- Freestanding systems refers to systems without a file managing OS, such as microcontroller applications, RTOS applications, applications that are the OS.
- Hosted systems refer to programs running on top of an OS: Linux, Windows etc.
Hosted systems, and only hosted systems, have a special requirement that they must support the standard form
int main (void). So when we have the flood of PC programmers entering the branch of embedded systems programming, they bring religious dogmas about
main with them, because they only know the hosted system requirements.
But since almost all embedded systems are freestanding systems, we can completely ignore hosted systems here on the E.E site. This is what the standard says:
ISO 9899:2018 184.108.40.206 Freestanding environment
In a freestanding environment (in which C program execution may take place without any benefit

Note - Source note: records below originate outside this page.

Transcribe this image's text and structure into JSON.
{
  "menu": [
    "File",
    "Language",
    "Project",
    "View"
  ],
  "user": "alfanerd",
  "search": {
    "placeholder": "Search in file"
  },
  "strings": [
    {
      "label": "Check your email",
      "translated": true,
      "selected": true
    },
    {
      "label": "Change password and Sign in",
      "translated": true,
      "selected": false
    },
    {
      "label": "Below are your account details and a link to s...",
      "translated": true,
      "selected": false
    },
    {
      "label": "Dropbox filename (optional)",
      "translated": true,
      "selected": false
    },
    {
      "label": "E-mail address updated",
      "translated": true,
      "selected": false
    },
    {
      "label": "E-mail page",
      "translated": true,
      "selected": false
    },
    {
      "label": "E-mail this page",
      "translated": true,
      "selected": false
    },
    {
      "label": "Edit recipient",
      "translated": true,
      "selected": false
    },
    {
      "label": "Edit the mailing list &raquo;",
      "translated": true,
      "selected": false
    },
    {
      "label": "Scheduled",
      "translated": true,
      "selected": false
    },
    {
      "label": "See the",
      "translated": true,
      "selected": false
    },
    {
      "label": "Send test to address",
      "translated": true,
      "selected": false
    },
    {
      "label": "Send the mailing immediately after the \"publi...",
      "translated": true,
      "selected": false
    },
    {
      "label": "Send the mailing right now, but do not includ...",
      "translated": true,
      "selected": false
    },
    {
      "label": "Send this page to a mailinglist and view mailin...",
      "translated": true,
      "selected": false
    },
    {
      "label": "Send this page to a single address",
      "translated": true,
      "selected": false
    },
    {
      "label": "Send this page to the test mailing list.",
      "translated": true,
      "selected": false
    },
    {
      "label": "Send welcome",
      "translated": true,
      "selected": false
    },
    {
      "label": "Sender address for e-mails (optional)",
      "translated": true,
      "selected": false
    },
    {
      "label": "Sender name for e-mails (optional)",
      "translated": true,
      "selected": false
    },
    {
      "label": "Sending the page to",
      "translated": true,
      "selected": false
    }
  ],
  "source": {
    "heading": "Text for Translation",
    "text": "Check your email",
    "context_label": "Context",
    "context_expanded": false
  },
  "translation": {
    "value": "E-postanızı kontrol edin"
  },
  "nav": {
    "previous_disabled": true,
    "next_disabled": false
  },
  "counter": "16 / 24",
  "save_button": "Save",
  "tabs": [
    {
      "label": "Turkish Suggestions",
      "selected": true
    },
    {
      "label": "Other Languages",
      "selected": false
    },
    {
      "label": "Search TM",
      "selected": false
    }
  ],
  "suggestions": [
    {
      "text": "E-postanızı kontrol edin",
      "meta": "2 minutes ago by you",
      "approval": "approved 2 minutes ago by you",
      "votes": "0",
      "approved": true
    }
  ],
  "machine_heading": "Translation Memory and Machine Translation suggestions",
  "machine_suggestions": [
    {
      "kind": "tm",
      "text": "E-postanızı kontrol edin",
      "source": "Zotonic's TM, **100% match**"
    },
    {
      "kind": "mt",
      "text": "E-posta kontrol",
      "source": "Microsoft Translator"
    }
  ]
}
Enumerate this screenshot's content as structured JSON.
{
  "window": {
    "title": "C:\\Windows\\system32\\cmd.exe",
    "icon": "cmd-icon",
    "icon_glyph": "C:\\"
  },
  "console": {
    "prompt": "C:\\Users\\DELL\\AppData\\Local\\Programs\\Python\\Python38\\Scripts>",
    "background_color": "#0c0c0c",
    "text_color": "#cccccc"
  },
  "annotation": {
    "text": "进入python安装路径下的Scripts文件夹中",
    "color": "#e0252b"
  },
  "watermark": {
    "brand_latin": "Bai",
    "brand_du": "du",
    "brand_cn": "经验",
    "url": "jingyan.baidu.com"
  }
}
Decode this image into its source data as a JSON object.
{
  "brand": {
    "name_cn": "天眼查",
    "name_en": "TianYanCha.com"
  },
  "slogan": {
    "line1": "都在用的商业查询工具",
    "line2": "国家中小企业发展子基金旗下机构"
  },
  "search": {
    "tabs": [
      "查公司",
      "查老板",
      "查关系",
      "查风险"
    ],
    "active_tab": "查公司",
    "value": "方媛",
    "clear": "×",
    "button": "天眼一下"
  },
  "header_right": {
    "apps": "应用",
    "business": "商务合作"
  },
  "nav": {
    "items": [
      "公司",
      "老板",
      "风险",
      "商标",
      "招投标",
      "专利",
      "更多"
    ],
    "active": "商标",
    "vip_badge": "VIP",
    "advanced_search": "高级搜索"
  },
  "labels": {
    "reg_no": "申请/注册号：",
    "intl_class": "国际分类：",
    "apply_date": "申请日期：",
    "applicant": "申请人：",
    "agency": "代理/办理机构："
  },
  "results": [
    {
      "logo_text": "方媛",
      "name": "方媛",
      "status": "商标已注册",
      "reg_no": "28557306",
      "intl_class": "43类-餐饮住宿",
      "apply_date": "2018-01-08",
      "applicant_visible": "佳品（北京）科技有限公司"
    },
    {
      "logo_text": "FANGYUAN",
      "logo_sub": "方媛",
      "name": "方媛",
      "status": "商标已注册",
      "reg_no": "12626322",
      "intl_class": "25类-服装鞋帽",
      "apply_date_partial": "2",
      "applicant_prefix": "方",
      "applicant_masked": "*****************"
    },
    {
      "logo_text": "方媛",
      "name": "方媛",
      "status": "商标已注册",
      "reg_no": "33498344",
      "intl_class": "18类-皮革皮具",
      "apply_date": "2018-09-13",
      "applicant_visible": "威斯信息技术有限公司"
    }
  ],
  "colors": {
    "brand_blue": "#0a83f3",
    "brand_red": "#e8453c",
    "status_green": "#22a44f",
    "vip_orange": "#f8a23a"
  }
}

of an operating system), the name and type of the function called at program startup are implementation-defined.
Implementation-defined means that the compiler decides which forms that are allowed. The most common form is

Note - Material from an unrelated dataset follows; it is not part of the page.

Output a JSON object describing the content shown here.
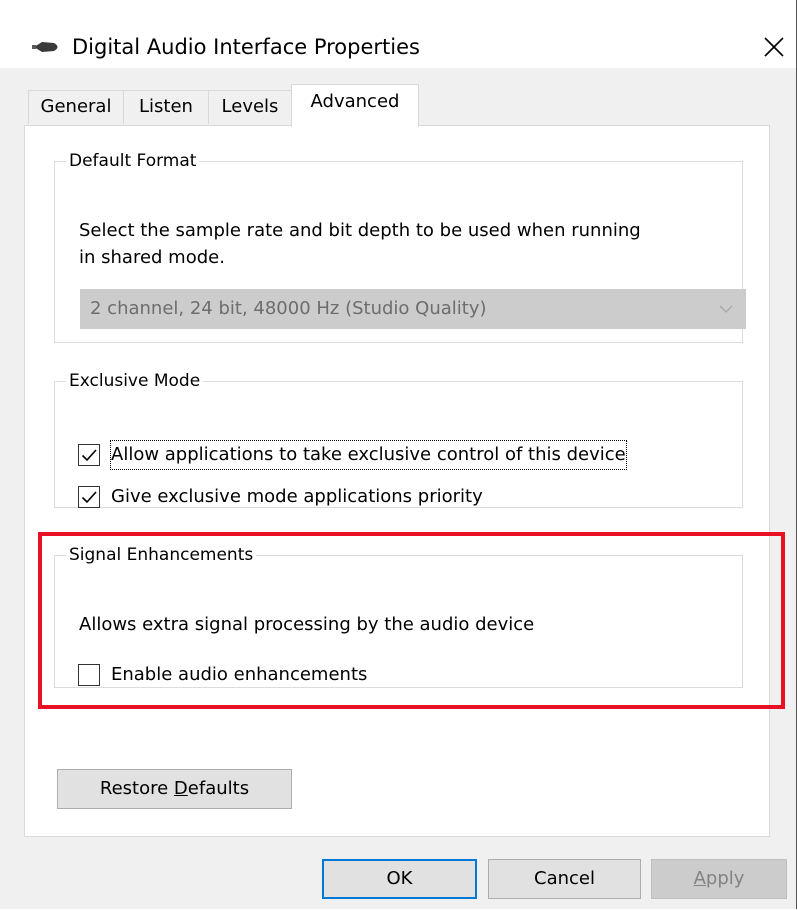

void main (void). Some systems don't even have
main, others may name it differently. What's important to realize is that the compiler makes this decision, never the programmer.
The problem with using

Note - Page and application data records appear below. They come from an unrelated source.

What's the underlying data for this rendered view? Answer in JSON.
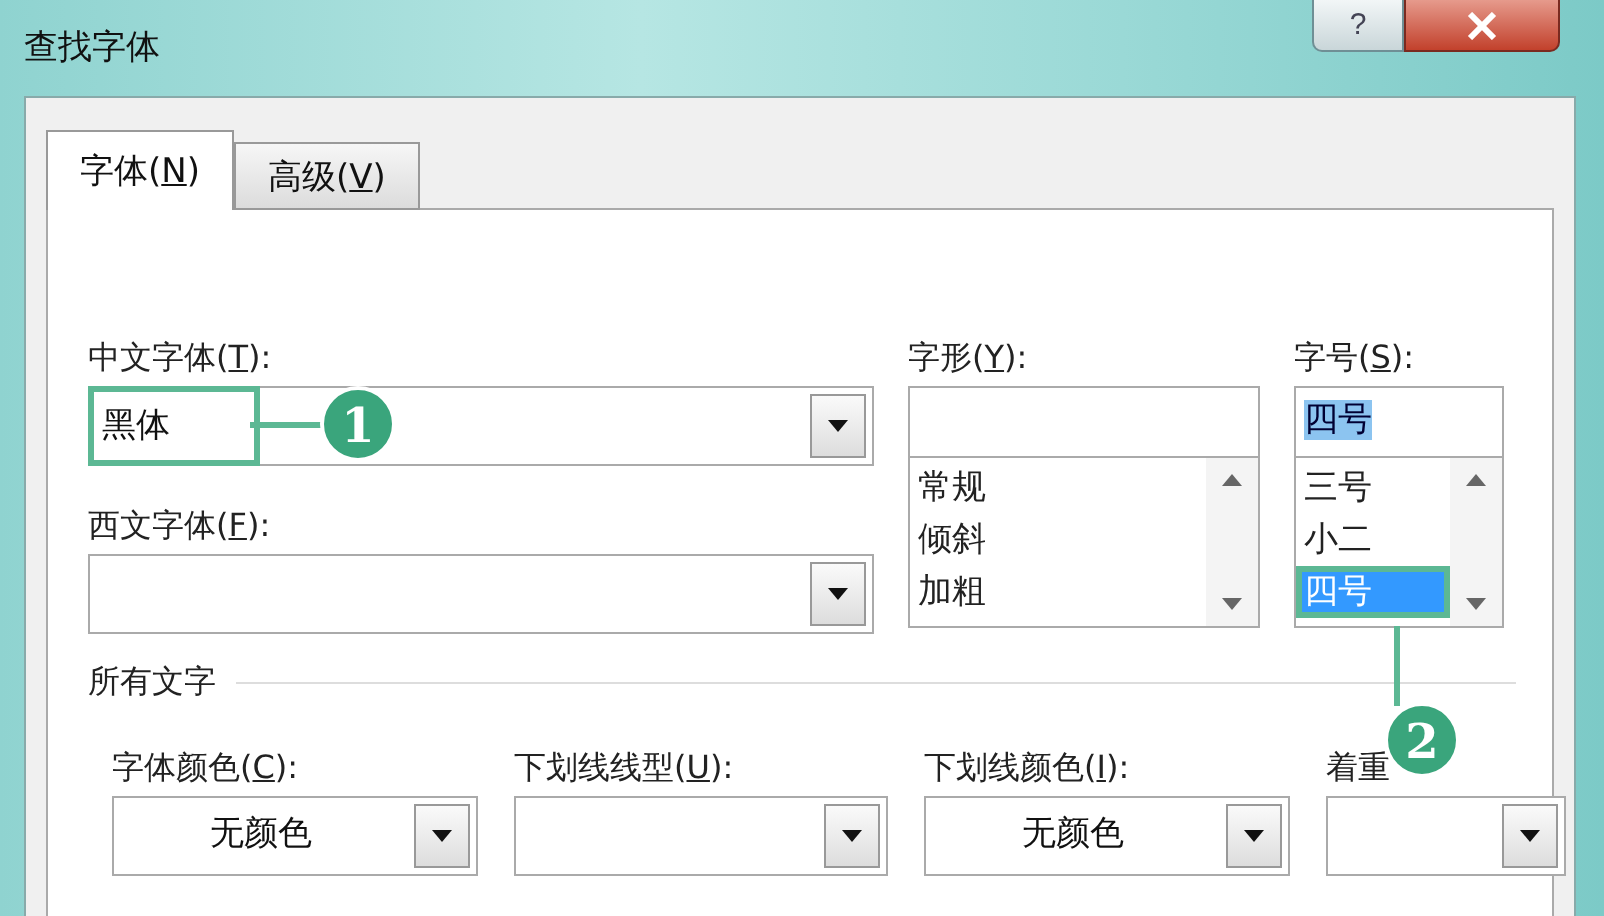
{
  "window": {
    "title": "查找字体",
    "help": "?"
  },
  "tabs": [
    {
      "before": "字体(",
      "key": "N",
      "after": ")",
      "selected": true
    },
    {
      "before": "高级(",
      "key": "V",
      "after": ")",
      "selected": false
    }
  ],
  "chinese_font": {
    "label": {
      "before": "中文字体(",
      "key": "T",
      "after": "):"
    },
    "value": "黑体",
    "highlighted": true
  },
  "western_font": {
    "label": {
      "before": "西文字体(",
      "key": "F",
      "after": "):"
    }
  },
  "style": {
    "label": {
      "before": "字形(",
      "key": "Y",
      "after": "):"
    },
    "options": [
      {
        "text": "常规",
        "selected": false
      },
      {
        "text": "倾斜",
        "selected": false
      },
      {
        "text": "加粗",
        "selected": false
      }
    ]
  },
  "size": {
    "label": {
      "before": "字号(",
      "key": "S",
      "after": "):"
    },
    "value": "四号",
    "value_highlighted": true,
    "options": [
      {
        "text": "三号",
        "selected": false
      },
      {
        "text": "小二",
        "selected": false
      },
      {
        "text": "四号",
        "selected": true,
        "highlighted": true
      }
    ]
  },
  "all_text": {
    "title": "所有文字",
    "fields": [
      {
        "label": {
          "before": "字体颜色(",
          "key": "C",
          "after": "):"
        },
        "value": "无颜色"
      },
      {
        "label": {
          "before": "下划线线型(",
          "key": "U",
          "after": "):"
        }
      },
      {
        "label": {
          "before": "下划线颜色(",
          "key": "I",
          "after": "):"
        },
        "value": "无颜色"
      },
      {
        "label": {
          "before": "着重"
        }
      }
    ]
  },
  "callouts": [
    {
      "number": "1"
    },
    {
      "number": "2"
    }
  ]
}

int main (void), if supported by the compiler, is that it almost certainly generates calling convention overhead. The reset vector and CRT will call main and push data onto the stack, that just sits there as dead space. Various dirty hacks (like manually resetting SP) can dodge this waste, but generally
int main (void) is bad form in freestanding systems, since it is wasteful and senseless. What are you going to return to?
If there is a
return 0 or not in the end doesn't matter. In standard C,
int main(void) is a special function and if missing a return statement, it is equivalent to writing
return 0. Only the
int main (void) function has this special rule, not ordinary functions.
So what you should do is to check which forms of
main() your compiler allows, then pick one without a return statement. For example, gcc supports the preferred form
void main (void) if you compile with
For more information:
I wrote a detailed answer on Stack Overflow, addressing both freestanding and hosted systems, in all versions of the C and C++ standards (at the point when it was written): What should main() return in C and C++?